NASA rover Perseverance made a risky landing on Mars

On Thursday shortly before 10 p.m. CET, "seven minutes of horror" ended with jubilation and great relief: Signals from the NASA Mars rover Perseverance confirmed that it had successfully landed on Mars. During the ride through hell through the thin Martian atmosphere, the project team and all the scientists and engineers involved had no choice but to hope. Because the landing had to be completely autonomous, Mars is far too far from Earth to be controlled directly.

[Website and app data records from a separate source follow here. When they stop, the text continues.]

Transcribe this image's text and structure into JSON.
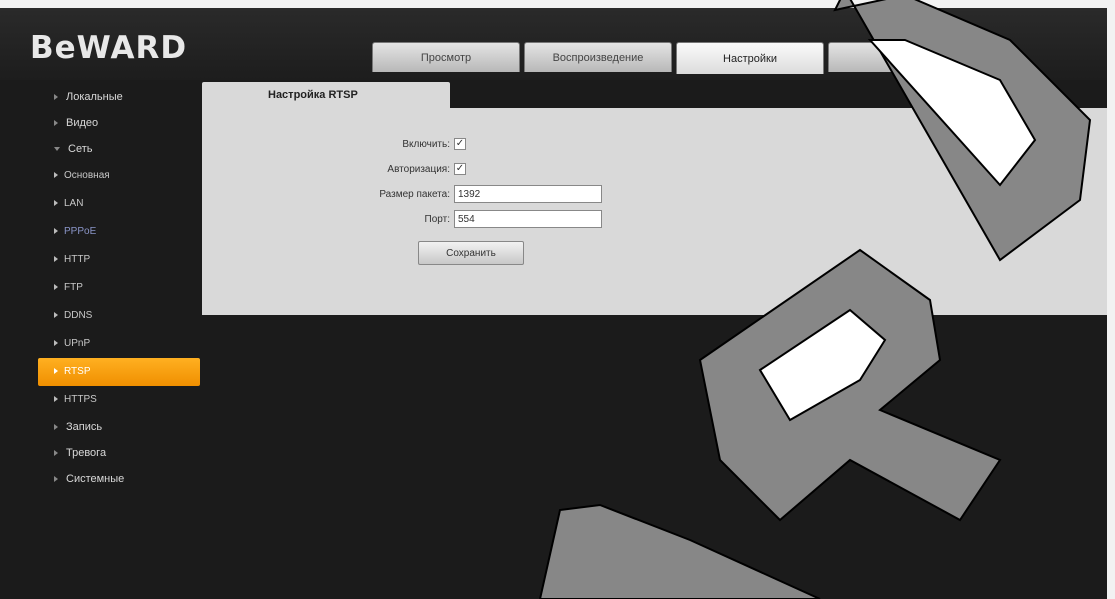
{
  "brand": {
    "logo_text": "BeWARD"
  },
  "top_tabs": [
    {
      "label": "Просмотр",
      "active": false
    },
    {
      "label": "Воспроизведение",
      "active": false
    },
    {
      "label": "Настройки",
      "active": true
    },
    {
      "label": "",
      "active": false
    },
    {
      "label": "",
      "active": false
    }
  ],
  "sidebar": {
    "items": [
      {
        "label": "Локальные",
        "level": 0,
        "state": "closed"
      },
      {
        "label": "Видео",
        "level": 0,
        "state": "closed"
      },
      {
        "label": "Сеть",
        "level": 0,
        "state": "open"
      },
      {
        "label": "Основная",
        "level": 1
      },
      {
        "label": "LAN",
        "level": 1
      },
      {
        "label": "PPPoE",
        "level": 1
      },
      {
        "label": "HTTP",
        "level": 1
      },
      {
        "label": "FTP",
        "level": 1
      },
      {
        "label": "DDNS",
        "level": 1
      },
      {
        "label": "UPnP",
        "level": 1
      },
      {
        "label": "RTSP",
        "level": 1,
        "active": true
      },
      {
        "label": "HTTPS",
        "level": 1
      },
      {
        "label": "Запись",
        "level": 0,
        "state": "closed"
      },
      {
        "label": "Тревога",
        "level": 0,
        "state": "closed"
      },
      {
        "label": "Системные",
        "level": 0,
        "state": "closed"
      }
    ]
  },
  "panel": {
    "tab_label": "Настройка RTSP",
    "fields": {
      "enable_label": "Включить:",
      "enable_checked": "✓",
      "auth_label": "Авторизация:",
      "auth_checked": "✓",
      "packet_size_label": "Размер пакета:",
      "packet_size_value": "1392",
      "port_label": "Порт:",
      "port_value": "554"
    },
    "save_button": "Сохранить"
  },
  "colors": {
    "accent": "#f5a000",
    "panel_bg": "#d9d9d9",
    "app_bg": "#1b1b1b",
    "watermark": "#878787"
  },
  "watermark_text": "ARD"
}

The complicated maneuver worked like a script. First, the probe that had brought the rover to Mars separated from the lander. This raced into the upper Martian atmosphere at 19,500 km / h. Then it got tricky, the lander's heat shields had to withstand temperatures of up to 1,300 degrees Celsius due to the friction. About eleven kilometers above the Martian surface, a huge parachute opened to slow down the lander further.

Soft landing

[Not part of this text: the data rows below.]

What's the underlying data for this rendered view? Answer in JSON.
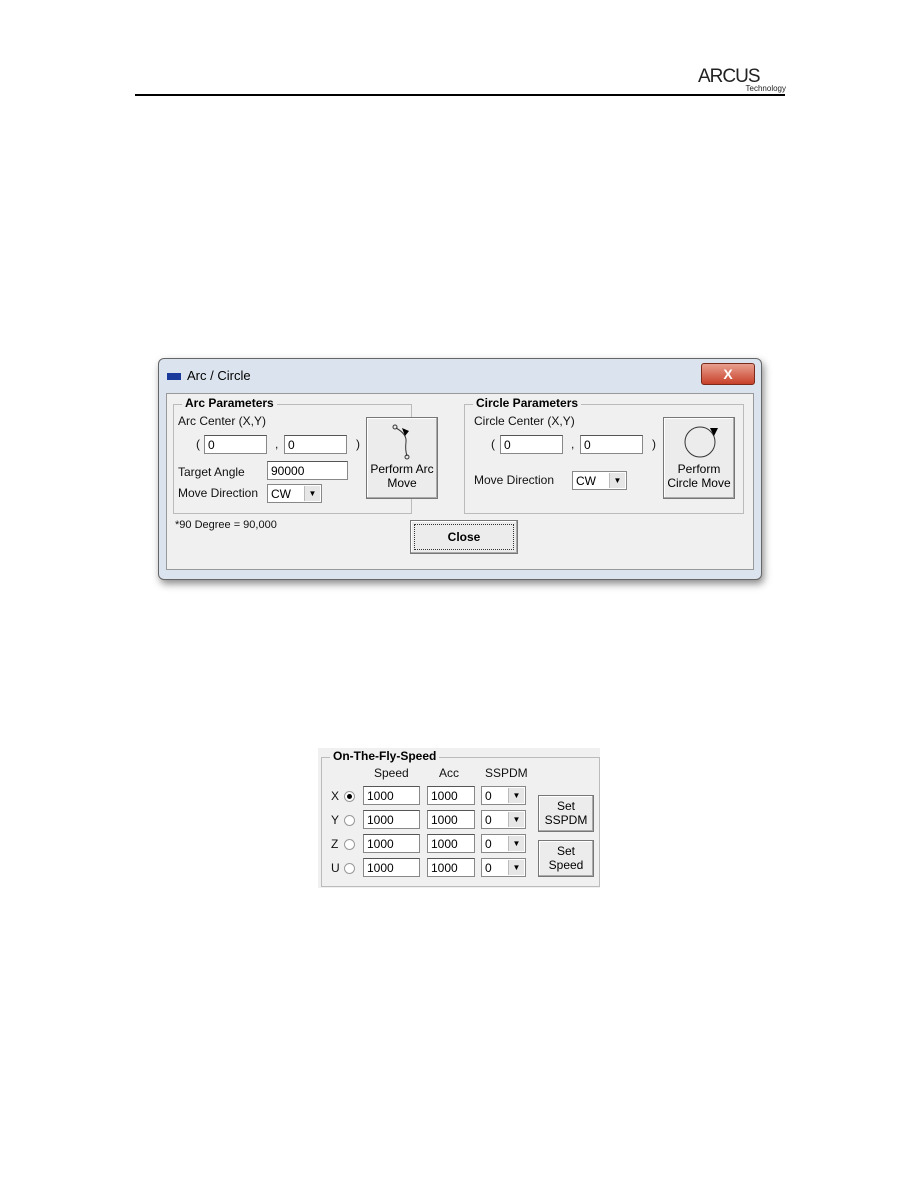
{
  "header": {
    "logo": "ARCUS",
    "logo_sub": "Technology"
  },
  "dialog": {
    "title": "Arc / Circle",
    "close_x": "X",
    "arc": {
      "group": "Arc Parameters",
      "center_label": "Arc Center (X,Y)",
      "open": "(",
      "comma": ",",
      "close": ")",
      "x": "0",
      "y": "0",
      "angle_label": "Target Angle",
      "angle": "90000",
      "dir_label": "Move Direction",
      "dir": "CW",
      "button": "Perform Arc Move"
    },
    "circle": {
      "group": "Circle Parameters",
      "center_label": "Circle Center (X,Y)",
      "open": "(",
      "comma": ",",
      "close": ")",
      "x": "0",
      "y": "0",
      "dir_label": "Move Direction",
      "dir": "CW",
      "button": "Perform Circle Move"
    },
    "note": "*90 Degree = 90,000",
    "close_button": "Close"
  },
  "otf": {
    "group": "On-The-Fly-Speed",
    "headers": [
      "Speed",
      "Acc",
      "SSPDM"
    ],
    "rows": [
      {
        "axis": "X",
        "selected": true,
        "speed": "1000",
        "acc": "1000",
        "sspdm": "0"
      },
      {
        "axis": "Y",
        "selected": false,
        "speed": "1000",
        "acc": "1000",
        "sspdm": "0"
      },
      {
        "axis": "Z",
        "selected": false,
        "speed": "1000",
        "acc": "1000",
        "sspdm": "0"
      },
      {
        "axis": "U",
        "selected": false,
        "speed": "1000",
        "acc": "1000",
        "sspdm": "0"
      }
    ],
    "set_sspdm": "Set SSPDM",
    "set_speed": "Set Speed"
  }
}
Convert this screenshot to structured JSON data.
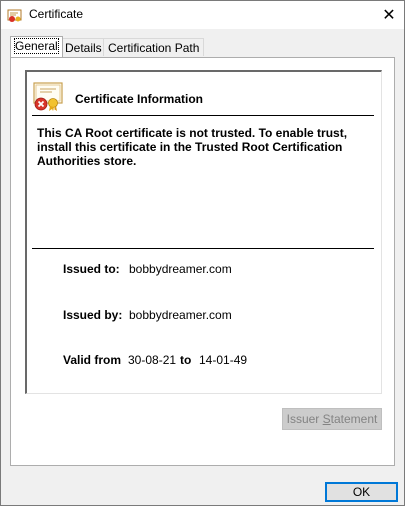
{
  "window": {
    "title": "Certificate",
    "close_label": "✕"
  },
  "tabs": [
    {
      "label": "General",
      "active": true
    },
    {
      "label": "Details",
      "active": false
    },
    {
      "label": "Certification Path",
      "active": false
    }
  ],
  "general": {
    "heading": "Certificate Information",
    "warning": "This CA Root certificate is not trusted. To enable trust, install this certificate in the Trusted Root Certification Authorities store.",
    "issued_to_label": "Issued to:",
    "issued_to_value": "bobbydreamer.com",
    "issued_by_label": "Issued by:",
    "issued_by_value": "bobbydreamer.com",
    "valid_from_label": "Valid from",
    "valid_from_value": "30-08-21",
    "valid_to_label": "to",
    "valid_to_value": "14-01-49",
    "issuer_statement_prefix": "Issuer ",
    "issuer_statement_underlined": "S",
    "issuer_statement_suffix": "tatement",
    "issuer_statement_enabled": false
  },
  "footer": {
    "ok_label": "OK"
  },
  "colors": {
    "accent": "#0078d7",
    "disabled_button_bg": "#cccccc",
    "disabled_text": "#838383"
  },
  "icons": {
    "title": "certificate-icon",
    "cert": "certificate-error-icon",
    "close": "close-icon"
  }
}
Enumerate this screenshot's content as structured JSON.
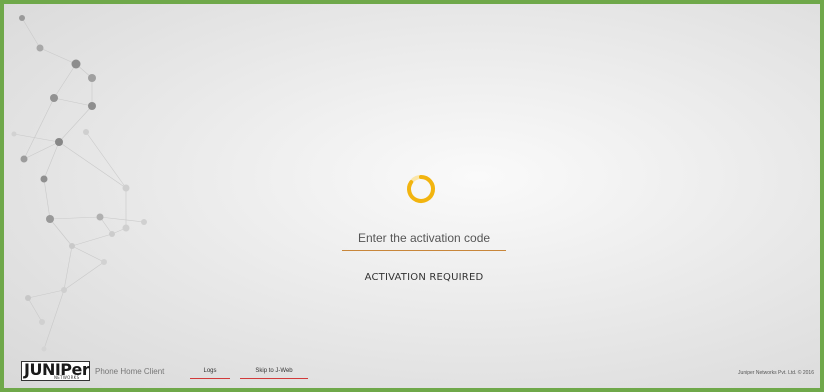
{
  "activation": {
    "placeholder": "Enter the activation code",
    "value": "",
    "status": "ACTIVATION REQUIRED"
  },
  "footer": {
    "logo_text": "JUNIPer",
    "logo_subtext": "NETWORKS",
    "app_name": "Phone Home Client",
    "logs_label": "Logs",
    "skip_label": "Skip to J-Web",
    "copyright": "Juniper Networks Pvt. Ltd. © 2016"
  },
  "colors": {
    "frame_border": "#6fa84a",
    "spinner": "#f2b40f",
    "input_underline": "#c8863a",
    "link_underline": "#d13a3a"
  },
  "icons": {
    "spinner": "loading-spinner-icon",
    "background": "network-nodes-decoration"
  }
}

But that's not enough for a safe landing on Mars, the atmosphere of our neighboring planet is only a good one percent the density of the earth's atmosphere. So in the next step, the Perseverance landing module activated eight brake engines, which slowed things down further. Finally, the rover was lowered from the air on ropes and gently set down on the ground. The complete maneuver lasted exactly seven minutes - just "seven minutes of terror", as the engineer Swati Mohan from the NASA control center put it.

Promising landing area

Perseverance is now in the Jezero crater in the northern hemisphere of the planet. It is known from earlier data that there must have been a huge lake once there - at a time when the conditions on Mars were far more livable than they are today. The main objective of the mission is to look for traces of life in the sediments of this former lake and its tributaries.

Perseverance weighs around a ton and is the size of a small car - making it the largest and heaviest rover on Mars to date. Its high-tech laboratory includes seven scientific instruments, 23 cameras and a laser. The rover also has two microphones on board, which should bring us closer to the background noise on Mars. The US has invested two billion euros in development, construction and transport to Mars, and the operation itself has been budgeted at 250 million euros.

Powerful helicopter drone

The rover receives some support from a small helicopter drone that is supposed to undertake short test flights and take pictures. Ingenuity, as the aircraft is called, is primarily a test. Flights in the thin Martian atmosphere are an enormous challenge. The drone weighs only 1.8 kilograms, but is extremely powerful. Its four carbon fiber rotor blades have to rotate much faster than would be the case on Earth. Ingenuity is to prove for the first time that such flights are possible on Mars.

First return from Mars

In addition, Perseverance, already the fifth rover of the US space agency, is to collect interesting soil samples and store them in special containers. These are later to be picked up in cooperation with the European Space Agency (ESA) and brought back to Earth - theoretically, this could work out by the early 2030s.

But how does it go on now? After the first system checks, which are already in progress, the rover will gradually "wake up" over the next few days and test the most important functions. He also has to find out his exact whereabouts. He apparently made it to the desired region in the Jezero crater, but where exactly he is there is still unclear.

Incidentally, Perseverance is not the only newcomer to our neighboring planet. Last summer, two other missions started almost at the same time as the NASA rover: a Mars probe for the United Arab Emirates and a Chinese mission. Both have now reached Mars orbit. The Arab probe Al-Amal will remain in orbit and explore the Martian climate, while the Chinese mission Tianwen-1 will also send a rover to the planet in the coming months. (David Rennert, February 19, 2021)